** THE RECORDS follows **

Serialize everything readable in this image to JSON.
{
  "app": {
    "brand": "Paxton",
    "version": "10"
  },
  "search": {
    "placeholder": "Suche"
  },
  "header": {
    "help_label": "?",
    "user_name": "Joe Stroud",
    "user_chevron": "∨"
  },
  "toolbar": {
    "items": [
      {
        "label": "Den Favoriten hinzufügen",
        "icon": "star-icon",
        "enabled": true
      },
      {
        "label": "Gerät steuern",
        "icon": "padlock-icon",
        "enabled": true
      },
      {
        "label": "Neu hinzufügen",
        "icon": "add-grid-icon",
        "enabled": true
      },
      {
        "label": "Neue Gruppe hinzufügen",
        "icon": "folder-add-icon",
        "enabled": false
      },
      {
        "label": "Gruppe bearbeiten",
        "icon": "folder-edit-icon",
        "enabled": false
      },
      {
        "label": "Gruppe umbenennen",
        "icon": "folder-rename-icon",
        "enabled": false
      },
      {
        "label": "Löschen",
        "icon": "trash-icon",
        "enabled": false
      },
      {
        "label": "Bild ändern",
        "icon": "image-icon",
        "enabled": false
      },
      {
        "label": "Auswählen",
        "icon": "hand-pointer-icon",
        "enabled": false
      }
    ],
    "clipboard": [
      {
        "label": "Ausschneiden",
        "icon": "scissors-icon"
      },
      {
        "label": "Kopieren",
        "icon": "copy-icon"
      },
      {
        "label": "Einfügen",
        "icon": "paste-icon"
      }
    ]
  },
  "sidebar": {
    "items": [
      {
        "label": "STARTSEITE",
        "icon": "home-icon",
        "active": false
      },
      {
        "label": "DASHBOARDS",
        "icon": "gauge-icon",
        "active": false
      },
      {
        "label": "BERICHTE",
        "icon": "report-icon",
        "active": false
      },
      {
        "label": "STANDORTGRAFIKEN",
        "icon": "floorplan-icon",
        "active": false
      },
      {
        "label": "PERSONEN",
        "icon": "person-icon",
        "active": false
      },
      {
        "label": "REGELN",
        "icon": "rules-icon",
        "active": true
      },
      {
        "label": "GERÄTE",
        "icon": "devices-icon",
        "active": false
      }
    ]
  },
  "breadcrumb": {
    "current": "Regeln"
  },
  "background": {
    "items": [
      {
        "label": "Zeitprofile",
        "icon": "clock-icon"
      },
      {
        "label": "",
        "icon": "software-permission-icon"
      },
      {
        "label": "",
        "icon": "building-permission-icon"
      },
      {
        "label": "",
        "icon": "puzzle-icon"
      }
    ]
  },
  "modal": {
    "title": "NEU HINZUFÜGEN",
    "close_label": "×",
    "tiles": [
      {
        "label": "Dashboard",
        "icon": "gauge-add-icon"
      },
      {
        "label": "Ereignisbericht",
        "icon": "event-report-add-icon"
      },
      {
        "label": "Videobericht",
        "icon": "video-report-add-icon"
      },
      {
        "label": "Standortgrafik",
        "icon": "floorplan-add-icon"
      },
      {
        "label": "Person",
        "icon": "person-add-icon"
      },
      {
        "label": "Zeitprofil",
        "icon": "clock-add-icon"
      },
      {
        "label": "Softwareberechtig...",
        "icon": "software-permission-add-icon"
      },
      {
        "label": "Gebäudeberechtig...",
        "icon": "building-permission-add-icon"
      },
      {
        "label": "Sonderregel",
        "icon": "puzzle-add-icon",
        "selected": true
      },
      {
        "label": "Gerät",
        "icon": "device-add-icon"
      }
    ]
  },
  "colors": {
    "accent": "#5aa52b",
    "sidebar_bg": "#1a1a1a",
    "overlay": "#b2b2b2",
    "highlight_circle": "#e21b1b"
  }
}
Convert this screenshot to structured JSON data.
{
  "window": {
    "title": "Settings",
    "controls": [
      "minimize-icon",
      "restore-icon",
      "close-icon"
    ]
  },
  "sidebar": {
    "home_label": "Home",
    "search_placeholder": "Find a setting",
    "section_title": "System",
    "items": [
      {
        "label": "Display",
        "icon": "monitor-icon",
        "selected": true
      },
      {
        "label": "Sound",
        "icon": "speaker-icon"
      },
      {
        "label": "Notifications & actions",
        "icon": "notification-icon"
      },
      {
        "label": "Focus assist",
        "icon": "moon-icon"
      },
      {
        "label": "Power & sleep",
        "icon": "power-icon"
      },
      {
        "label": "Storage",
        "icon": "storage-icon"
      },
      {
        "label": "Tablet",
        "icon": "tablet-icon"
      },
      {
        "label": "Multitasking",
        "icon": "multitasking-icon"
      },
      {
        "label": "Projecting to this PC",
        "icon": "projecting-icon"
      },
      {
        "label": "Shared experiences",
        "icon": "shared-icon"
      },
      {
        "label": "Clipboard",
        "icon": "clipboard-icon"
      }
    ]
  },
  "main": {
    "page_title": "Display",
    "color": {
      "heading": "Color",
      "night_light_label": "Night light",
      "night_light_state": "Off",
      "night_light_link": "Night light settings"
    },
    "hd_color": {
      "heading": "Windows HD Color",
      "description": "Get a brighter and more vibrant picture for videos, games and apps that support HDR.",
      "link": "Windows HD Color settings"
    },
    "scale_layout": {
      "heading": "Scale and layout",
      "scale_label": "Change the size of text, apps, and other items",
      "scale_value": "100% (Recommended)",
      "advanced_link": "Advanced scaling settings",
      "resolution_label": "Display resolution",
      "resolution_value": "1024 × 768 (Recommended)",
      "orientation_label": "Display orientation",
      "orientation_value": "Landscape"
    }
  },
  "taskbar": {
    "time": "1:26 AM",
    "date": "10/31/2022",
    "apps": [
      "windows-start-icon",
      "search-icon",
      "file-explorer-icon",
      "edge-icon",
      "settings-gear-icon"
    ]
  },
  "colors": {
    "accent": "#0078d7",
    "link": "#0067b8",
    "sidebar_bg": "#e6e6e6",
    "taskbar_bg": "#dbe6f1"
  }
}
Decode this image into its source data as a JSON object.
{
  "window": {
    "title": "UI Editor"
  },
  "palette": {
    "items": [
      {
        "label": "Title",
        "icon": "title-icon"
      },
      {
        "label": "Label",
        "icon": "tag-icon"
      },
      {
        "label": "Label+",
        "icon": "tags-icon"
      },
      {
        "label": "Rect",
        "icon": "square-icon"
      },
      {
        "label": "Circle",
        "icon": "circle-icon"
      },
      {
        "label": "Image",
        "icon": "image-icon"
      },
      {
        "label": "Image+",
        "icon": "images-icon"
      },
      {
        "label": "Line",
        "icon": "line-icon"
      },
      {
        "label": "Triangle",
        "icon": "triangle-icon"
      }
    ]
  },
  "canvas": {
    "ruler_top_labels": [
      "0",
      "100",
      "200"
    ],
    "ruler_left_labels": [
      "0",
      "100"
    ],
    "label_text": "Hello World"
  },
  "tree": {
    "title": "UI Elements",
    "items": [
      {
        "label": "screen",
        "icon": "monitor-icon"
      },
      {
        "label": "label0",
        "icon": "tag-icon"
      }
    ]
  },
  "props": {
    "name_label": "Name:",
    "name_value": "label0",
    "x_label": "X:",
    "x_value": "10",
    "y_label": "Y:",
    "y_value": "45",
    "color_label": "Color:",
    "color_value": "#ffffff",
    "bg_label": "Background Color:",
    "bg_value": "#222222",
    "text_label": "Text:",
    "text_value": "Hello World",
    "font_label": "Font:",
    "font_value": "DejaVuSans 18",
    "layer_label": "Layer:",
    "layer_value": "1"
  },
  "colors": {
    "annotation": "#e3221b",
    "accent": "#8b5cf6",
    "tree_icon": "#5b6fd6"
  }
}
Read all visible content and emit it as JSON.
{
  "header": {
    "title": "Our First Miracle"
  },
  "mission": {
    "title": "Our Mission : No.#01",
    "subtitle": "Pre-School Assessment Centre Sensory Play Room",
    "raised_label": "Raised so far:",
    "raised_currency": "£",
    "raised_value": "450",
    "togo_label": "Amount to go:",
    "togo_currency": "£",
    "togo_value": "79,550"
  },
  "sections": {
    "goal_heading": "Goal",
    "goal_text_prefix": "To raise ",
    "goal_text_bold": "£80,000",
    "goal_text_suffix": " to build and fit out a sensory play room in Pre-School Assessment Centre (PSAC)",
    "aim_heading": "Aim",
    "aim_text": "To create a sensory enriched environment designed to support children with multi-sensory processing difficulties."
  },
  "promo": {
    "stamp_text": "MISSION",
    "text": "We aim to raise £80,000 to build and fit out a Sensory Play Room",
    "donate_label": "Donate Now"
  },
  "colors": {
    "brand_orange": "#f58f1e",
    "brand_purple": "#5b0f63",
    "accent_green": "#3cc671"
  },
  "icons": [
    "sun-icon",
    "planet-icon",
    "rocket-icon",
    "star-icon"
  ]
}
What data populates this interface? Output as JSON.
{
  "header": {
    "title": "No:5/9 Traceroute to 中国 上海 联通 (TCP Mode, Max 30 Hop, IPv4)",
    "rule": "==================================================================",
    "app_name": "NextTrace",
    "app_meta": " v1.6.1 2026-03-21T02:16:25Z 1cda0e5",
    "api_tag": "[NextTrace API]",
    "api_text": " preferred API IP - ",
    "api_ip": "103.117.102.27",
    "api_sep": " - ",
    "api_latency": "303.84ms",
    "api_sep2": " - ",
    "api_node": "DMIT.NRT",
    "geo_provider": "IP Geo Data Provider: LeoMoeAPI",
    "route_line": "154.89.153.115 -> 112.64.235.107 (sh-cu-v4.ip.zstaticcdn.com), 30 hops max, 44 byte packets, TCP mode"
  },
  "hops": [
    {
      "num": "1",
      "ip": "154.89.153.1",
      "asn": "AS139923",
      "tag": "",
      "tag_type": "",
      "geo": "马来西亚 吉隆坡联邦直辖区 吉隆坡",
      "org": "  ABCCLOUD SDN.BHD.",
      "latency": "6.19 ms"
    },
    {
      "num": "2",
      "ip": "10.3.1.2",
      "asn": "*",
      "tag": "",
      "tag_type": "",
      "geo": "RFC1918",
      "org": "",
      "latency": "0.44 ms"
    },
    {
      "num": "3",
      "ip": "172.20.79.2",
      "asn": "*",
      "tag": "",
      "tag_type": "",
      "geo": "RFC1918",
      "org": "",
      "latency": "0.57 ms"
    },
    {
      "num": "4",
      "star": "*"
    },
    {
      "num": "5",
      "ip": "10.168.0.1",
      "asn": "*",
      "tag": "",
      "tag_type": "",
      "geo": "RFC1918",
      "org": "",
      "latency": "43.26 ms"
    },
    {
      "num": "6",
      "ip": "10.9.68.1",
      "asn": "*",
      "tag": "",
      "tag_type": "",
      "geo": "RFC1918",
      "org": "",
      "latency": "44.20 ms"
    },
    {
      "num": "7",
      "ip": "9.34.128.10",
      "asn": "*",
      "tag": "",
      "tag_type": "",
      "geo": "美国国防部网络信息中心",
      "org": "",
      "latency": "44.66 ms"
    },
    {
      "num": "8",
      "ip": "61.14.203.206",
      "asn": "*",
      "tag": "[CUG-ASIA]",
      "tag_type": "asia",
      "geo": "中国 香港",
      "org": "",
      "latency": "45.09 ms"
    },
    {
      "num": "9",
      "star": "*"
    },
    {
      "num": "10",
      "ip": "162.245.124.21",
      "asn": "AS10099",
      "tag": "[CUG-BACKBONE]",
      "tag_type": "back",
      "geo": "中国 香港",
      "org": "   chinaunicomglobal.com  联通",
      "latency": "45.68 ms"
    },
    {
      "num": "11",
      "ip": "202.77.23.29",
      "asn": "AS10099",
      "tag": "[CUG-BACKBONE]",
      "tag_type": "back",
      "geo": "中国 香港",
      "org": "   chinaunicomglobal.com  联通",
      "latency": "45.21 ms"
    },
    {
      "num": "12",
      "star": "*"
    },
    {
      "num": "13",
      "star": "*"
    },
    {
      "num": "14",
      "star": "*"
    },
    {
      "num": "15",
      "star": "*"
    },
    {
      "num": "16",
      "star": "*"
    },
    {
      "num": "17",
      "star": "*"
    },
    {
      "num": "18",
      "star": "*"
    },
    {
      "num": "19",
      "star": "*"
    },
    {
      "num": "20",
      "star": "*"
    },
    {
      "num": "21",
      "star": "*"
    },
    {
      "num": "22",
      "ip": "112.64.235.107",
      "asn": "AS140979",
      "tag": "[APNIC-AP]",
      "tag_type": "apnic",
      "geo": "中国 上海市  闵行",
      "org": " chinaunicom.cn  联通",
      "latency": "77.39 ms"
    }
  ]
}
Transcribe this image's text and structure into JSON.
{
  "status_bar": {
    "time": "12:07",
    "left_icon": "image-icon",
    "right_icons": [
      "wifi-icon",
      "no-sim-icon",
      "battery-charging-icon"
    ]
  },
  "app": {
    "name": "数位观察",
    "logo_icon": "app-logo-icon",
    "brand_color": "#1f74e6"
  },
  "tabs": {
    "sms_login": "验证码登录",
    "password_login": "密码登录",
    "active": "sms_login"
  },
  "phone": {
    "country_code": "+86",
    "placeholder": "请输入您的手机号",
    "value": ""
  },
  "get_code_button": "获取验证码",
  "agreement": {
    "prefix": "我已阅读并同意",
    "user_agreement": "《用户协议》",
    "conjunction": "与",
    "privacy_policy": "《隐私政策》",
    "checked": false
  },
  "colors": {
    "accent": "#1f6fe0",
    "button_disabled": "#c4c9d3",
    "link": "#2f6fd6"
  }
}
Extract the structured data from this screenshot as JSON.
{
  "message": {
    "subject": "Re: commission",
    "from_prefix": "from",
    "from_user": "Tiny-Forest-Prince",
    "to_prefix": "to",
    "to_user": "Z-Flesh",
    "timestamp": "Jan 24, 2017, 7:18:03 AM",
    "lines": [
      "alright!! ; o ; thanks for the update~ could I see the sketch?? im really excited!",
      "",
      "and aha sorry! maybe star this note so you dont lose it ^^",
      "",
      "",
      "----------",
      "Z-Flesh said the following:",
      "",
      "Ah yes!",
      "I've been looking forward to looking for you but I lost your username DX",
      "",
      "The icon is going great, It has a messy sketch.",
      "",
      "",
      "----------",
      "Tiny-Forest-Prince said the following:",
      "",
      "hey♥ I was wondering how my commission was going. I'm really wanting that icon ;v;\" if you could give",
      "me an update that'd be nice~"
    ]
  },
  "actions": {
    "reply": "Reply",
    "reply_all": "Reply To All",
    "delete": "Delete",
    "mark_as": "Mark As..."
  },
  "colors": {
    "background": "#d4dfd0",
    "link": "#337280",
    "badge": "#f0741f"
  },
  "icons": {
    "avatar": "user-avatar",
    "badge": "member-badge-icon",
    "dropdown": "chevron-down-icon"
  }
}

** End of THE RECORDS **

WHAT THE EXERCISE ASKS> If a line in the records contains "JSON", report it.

PROBLEM SOLUTION>
Serialize everything readable in this image to JSON.
Convert this screenshot to structured JSON data.
Decode this image into its source data as a JSON object.
Read all visible content and emit it as JSON.
What data populates this interface? Output as JSON.
Transcribe this image's text and structure into JSON.
Extract the structured data from this screenshot as JSON.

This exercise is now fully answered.